currently have a house battery bank consisting of 3 Gp-31 and 2 Gp
27’s which provide a calculated battery capacity of approximately
505 amp hours. Part of normal maintenance for the AGM batteries is a
process called equalization, which is performed to reduce internal
Details provided by Lifeline indicate that the equalization
process involves "charging" the battery at 15.5 VDC for a
3 hour period. During this process the current acceptance of the
battery will slowly drop from 3 – 5 amps to slightly more than .5
amps during the 3 hour equalization period. I’m sure that there
are other methods for doing the equalization that are probably
acceptable – if in doubt contact Lifeline. The key to the
equalization though is maintaining the equalization voltage at
15.5VDC for 3 hours.
Note: The following procedure was utilized because my power
supply was not capable of providing a stable regulated source of
15.5VDC at more than 3 amps. Even with the batteries fully charged,
each of the GP 27/31 batteries may draw 3 – 5 amps when the
equalization process is initiated. So in my case, with 5 individual
batteries in the house bank, initial equalization current could
easily have exceeded 20 amps.
The first step in this process is to fully charge the batteries
using the shore power charger. I normally leave the charger running
long enough to maintain the float charge for at least 4 hours before
I start the equalization.
I use a regulated DC power supply with an accurate DC Voltmeter
and begin the equalization process by setting the open circuit
voltage on the power supply to 15.5VDC and then connecting the power
leads directly to the terminals on each battery individually
(positive lead from battery under equalization is disconnected from
the remaining batteries in the house bank during equalization) – Careful
with the disconnected cable end, don’t want a short on this puppy!.
My power supply is current limited so that it will not provide
more than 3 amps DC. When I initially connect the power supply to
the battery being equalized the voltage drops considerably while the
current holds steady at 3 amps and then begins to drop off (allowing
the voltage to rise back to 15.5VDC) As soon as the voltmeter
indicates 15.5 VDC on the power supply I start the 3 hour

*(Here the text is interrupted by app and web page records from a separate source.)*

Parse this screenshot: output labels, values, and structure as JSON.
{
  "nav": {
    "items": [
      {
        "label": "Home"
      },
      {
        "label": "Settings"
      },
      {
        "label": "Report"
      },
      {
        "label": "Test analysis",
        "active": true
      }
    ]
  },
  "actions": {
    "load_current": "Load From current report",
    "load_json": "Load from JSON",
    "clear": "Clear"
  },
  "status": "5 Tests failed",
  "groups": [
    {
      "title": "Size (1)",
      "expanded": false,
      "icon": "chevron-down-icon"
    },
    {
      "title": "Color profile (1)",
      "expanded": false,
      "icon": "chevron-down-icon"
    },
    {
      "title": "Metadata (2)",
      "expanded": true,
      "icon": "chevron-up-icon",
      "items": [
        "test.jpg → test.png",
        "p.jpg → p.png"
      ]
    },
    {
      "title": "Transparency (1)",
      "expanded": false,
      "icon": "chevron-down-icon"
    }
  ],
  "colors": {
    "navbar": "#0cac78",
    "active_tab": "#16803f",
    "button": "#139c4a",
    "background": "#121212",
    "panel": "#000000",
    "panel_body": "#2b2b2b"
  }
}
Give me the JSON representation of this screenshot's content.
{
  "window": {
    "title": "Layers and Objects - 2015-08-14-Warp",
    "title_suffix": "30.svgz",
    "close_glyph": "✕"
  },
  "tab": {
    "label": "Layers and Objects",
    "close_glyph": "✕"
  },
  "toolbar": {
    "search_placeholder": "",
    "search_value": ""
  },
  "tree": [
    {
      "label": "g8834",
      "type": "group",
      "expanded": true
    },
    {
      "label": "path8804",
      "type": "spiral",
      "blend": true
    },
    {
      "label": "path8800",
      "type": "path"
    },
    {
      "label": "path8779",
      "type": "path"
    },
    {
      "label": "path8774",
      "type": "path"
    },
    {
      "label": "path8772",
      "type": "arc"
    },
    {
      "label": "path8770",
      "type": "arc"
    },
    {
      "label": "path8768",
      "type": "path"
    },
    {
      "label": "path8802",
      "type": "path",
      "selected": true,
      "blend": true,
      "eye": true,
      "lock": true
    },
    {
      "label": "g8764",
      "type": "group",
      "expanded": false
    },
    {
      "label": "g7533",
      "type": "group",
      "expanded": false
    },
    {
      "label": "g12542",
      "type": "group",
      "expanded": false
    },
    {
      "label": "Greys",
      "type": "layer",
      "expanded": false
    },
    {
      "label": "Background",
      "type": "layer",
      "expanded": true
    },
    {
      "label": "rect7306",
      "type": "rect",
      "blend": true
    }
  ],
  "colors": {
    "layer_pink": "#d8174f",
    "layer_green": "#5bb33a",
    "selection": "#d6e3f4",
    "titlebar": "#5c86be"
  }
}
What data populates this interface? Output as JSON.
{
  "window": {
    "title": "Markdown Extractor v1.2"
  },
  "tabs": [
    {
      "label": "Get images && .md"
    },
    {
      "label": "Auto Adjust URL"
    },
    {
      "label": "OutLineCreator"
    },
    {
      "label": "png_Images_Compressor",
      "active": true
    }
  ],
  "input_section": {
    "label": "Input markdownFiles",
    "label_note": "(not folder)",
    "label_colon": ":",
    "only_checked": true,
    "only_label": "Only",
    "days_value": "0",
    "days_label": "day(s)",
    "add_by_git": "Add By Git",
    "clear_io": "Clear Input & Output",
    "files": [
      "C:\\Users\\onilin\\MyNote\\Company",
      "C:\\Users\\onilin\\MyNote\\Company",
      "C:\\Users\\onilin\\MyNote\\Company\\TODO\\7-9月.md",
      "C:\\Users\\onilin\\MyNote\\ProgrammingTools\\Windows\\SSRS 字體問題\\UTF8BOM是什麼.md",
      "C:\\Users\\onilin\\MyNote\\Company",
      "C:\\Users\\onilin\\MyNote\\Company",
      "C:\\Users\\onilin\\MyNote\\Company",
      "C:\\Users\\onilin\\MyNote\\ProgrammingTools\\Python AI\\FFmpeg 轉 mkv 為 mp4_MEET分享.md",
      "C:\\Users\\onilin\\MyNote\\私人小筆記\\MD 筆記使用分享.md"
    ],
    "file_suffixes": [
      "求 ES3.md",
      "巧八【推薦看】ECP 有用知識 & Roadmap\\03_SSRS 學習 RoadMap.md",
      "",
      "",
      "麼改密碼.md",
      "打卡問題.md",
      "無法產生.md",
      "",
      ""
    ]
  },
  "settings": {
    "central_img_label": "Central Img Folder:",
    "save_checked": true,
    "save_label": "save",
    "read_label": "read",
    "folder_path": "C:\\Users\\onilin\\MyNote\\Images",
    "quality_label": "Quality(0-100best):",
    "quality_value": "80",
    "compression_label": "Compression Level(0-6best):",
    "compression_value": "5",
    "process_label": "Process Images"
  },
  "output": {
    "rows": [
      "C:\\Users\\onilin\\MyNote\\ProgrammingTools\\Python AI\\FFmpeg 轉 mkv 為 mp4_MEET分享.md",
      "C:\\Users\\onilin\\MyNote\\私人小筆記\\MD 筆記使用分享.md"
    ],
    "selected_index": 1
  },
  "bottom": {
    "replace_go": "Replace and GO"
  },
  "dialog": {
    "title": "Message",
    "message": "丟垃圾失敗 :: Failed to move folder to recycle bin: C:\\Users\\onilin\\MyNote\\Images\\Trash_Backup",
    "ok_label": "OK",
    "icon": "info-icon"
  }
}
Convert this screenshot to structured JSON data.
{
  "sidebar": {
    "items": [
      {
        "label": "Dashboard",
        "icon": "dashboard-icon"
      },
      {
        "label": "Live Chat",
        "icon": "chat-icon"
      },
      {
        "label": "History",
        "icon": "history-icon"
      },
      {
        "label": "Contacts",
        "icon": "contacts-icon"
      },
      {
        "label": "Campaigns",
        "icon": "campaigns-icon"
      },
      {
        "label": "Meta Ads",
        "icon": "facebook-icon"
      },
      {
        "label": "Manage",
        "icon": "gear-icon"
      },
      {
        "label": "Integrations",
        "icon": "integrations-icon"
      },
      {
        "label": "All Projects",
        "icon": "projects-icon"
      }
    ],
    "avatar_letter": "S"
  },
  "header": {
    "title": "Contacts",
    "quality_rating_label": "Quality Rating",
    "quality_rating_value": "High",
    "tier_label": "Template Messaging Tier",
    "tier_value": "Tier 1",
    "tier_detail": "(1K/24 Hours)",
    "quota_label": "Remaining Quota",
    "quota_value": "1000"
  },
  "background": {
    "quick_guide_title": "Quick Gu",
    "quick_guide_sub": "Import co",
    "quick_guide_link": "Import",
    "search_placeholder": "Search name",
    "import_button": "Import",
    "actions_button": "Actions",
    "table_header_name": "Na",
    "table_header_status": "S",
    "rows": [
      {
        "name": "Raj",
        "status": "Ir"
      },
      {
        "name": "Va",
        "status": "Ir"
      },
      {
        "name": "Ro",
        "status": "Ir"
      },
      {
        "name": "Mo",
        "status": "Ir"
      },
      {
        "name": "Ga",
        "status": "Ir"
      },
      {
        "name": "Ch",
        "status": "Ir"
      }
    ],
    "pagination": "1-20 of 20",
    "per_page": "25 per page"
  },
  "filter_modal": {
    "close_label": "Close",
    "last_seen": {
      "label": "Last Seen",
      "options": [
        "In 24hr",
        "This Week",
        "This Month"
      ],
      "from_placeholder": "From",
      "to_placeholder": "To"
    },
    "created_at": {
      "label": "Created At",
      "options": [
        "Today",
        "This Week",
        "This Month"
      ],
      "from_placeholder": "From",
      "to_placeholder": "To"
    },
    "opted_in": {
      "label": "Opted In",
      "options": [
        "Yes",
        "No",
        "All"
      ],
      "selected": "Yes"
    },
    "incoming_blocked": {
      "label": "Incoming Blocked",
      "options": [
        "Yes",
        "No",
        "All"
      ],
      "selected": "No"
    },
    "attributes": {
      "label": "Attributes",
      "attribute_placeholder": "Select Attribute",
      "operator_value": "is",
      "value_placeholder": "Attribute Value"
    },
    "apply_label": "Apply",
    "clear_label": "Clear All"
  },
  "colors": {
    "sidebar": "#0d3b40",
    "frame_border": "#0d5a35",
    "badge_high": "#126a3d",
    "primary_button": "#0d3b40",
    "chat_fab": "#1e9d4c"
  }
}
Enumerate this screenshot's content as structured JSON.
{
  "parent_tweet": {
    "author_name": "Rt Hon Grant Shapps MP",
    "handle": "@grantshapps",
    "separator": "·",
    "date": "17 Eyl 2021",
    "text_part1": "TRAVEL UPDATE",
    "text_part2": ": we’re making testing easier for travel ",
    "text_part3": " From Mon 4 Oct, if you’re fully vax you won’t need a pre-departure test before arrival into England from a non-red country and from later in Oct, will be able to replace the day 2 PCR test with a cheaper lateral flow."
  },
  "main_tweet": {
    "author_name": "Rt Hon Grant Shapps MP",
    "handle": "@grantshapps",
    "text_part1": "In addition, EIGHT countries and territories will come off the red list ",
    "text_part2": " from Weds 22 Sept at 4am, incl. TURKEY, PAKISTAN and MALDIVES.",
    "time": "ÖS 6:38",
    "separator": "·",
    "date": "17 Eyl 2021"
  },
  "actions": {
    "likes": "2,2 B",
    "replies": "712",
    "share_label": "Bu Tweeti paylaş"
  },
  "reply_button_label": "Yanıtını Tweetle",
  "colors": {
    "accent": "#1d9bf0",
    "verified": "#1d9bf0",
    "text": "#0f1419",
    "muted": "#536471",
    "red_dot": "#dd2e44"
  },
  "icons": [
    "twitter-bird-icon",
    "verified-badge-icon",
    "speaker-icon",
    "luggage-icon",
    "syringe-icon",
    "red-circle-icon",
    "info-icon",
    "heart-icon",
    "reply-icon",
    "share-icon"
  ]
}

equalization process. I have to adjust the power supply occasionally
to maintain the voltage at 15.5VDC.
The process is repeated on each battery in the battery bank in
turn until all of the batteries have been